Cuba

Although the initial thought behind it was a humorous one, she soon also realized how powerful and empowering it could be do to this. “In the Bengali community, many women are afraid to dream or vocally say what they want because traditionally women have been groomed to be care takers and support systems”. Nibedita explained how Bengali women are often expected to make bold sacrifices and their own wishes and dreams are often sidelined in the process. However, she wants to show the world that while being her most bengali self, wearing a saree, she can climb a mountain and walk in sand all the same. She wants to do it literally and metaphorically to help break barriers for Bengali women, so we can be comfortable in our own skin and ethnic garments and still be proud and confident enough to take on the world.

Ontario

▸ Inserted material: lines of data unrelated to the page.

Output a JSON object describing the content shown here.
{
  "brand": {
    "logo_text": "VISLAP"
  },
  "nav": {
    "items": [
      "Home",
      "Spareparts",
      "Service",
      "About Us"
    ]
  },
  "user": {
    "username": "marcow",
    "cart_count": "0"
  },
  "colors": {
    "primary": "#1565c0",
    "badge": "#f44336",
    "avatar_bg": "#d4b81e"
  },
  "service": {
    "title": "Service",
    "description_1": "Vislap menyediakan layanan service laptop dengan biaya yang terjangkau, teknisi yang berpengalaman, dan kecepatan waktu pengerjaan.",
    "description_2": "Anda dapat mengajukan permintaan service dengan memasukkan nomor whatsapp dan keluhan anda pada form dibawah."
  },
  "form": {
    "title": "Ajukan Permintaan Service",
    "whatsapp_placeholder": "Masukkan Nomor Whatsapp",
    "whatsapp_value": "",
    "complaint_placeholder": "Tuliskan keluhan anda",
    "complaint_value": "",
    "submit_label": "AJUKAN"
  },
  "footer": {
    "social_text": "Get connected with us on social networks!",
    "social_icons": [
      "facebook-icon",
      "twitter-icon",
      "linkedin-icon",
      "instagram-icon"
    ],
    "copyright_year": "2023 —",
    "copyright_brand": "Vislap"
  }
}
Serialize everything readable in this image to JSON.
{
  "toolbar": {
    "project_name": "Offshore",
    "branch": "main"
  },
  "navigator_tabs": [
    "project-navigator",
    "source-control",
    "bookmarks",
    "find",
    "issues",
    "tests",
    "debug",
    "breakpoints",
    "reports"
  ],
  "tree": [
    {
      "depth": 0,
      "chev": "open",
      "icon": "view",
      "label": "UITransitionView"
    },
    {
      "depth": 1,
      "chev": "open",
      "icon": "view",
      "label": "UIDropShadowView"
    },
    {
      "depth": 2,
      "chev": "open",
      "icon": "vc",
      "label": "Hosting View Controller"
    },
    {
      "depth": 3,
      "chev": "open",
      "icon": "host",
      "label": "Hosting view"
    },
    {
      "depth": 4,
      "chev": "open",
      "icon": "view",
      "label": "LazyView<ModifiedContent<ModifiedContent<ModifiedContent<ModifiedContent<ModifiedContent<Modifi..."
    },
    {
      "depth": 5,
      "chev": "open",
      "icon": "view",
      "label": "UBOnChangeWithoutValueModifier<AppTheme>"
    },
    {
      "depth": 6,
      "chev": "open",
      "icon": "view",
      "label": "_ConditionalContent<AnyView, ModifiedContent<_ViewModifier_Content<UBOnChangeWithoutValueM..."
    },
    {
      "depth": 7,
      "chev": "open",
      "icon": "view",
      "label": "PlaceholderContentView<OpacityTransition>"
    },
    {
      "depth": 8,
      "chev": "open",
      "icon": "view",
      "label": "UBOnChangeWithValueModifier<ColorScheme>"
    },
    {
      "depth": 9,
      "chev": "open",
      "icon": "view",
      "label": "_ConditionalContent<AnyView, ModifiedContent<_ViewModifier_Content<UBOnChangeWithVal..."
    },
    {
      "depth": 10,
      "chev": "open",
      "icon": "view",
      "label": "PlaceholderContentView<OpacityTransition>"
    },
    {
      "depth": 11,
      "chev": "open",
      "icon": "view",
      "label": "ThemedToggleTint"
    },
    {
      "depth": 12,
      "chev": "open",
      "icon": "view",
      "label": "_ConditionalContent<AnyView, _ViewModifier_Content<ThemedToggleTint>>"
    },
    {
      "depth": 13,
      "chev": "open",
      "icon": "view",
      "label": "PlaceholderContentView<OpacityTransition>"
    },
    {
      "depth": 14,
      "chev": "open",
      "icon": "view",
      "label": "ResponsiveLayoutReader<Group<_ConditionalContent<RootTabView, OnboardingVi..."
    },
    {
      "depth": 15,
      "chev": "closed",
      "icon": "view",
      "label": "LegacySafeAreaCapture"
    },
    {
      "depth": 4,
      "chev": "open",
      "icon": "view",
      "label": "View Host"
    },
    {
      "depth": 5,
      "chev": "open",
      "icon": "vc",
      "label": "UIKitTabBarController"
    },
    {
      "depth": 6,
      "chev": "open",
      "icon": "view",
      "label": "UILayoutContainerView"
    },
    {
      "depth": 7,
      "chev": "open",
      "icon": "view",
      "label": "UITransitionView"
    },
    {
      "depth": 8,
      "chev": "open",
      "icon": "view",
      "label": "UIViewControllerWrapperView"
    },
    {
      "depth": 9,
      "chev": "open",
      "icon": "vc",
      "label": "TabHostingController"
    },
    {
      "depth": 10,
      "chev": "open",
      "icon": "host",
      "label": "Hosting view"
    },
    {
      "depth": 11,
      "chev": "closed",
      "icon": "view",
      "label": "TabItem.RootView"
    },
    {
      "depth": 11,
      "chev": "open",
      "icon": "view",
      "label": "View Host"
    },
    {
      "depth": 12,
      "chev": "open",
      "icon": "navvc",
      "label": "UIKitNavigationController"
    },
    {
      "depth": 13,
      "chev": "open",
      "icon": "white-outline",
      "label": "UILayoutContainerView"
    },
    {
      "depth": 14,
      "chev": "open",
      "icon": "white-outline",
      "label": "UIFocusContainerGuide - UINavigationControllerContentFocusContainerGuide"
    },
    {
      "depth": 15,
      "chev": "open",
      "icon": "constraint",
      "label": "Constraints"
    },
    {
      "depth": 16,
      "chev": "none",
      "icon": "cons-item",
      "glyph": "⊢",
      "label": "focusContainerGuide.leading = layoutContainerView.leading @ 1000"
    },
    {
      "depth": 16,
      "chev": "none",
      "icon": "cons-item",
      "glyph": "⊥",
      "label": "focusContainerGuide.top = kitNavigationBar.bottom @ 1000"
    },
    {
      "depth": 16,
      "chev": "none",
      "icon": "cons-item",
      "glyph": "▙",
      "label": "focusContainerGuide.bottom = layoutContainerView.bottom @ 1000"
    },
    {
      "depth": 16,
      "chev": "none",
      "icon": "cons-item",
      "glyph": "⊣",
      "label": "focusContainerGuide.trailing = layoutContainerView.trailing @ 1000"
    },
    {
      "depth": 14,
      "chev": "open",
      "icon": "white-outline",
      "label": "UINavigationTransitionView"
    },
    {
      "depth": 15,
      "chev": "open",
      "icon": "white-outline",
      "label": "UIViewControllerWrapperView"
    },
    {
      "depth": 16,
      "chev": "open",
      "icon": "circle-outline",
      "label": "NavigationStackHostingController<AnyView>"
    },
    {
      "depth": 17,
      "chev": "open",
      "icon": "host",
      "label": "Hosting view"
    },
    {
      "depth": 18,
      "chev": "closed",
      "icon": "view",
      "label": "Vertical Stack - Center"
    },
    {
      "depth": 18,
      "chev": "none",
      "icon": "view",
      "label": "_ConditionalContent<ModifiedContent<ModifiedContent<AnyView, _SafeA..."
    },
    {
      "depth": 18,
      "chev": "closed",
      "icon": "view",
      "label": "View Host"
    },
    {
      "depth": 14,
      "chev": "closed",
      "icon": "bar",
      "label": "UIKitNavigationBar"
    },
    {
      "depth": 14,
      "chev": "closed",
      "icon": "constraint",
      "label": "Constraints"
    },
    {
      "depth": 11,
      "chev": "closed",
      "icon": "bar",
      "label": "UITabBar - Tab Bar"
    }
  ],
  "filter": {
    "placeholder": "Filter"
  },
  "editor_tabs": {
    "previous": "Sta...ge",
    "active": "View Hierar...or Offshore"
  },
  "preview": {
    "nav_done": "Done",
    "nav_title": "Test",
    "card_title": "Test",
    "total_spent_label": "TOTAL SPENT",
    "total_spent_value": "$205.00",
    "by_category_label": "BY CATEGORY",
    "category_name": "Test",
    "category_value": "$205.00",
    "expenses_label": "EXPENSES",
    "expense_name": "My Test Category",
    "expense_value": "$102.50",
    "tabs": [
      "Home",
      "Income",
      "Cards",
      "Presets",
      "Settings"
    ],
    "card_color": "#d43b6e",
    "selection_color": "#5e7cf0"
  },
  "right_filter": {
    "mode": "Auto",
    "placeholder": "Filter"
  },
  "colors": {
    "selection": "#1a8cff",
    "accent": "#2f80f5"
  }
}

She wants to tell everyone that if something is a part of our cultural identity, we do not need to tuck it away. It is something that adds strength to our lives and lived experiences and should be celebrated.

Most Challenging Saree-Photo Venture:

“I think the hardest for me was Dubai. The desert seemed limitless to me, and I was but a grain of sand in the vast desert sea. The dunes were hot and I kept sinking wherever I stood. The wind was so exceptionally strong, I felt if I let go of my saree, it will disappear. I felt fear and excitement. Something was all around me and it was trying to take me with it.

Most Fun Saree-Photo Venture:

My most fun experience was during my graduation. I was the only person who wore a saree at my graduation from the University of Toronto that year. I loved explaining the idea to everyone who asked about it and I loved showing up on campus in a saree as compared to other days where my hair would be in a bun and I’d be in sweatpants lugging around chemistry and physics books.

Traveled So Far:

Bangladesh: Dhaka, Sylhet, Chittagong India: Kolkata, Sikkim, Orissa, Darjeeling, Kashmir
Greece, Dubai, Nepal, Paris, London UK, Belize City
US: Florida, Utah, Las Vegas, California, West
Cayman Islands, Jamaica, Mexico, Cuba, Virginia, North and South Carolina, Pennsylvania, New York, New Jersey Canada: Alberta, Ontaro

Travel Bucket List for the Future:

Australia (Great Barrier Reef), Egypt, Amazon Basin, Rain Forest

Travels in the near future: I would love to travel within Canada (somewhere in the Maritimes and Vancouver).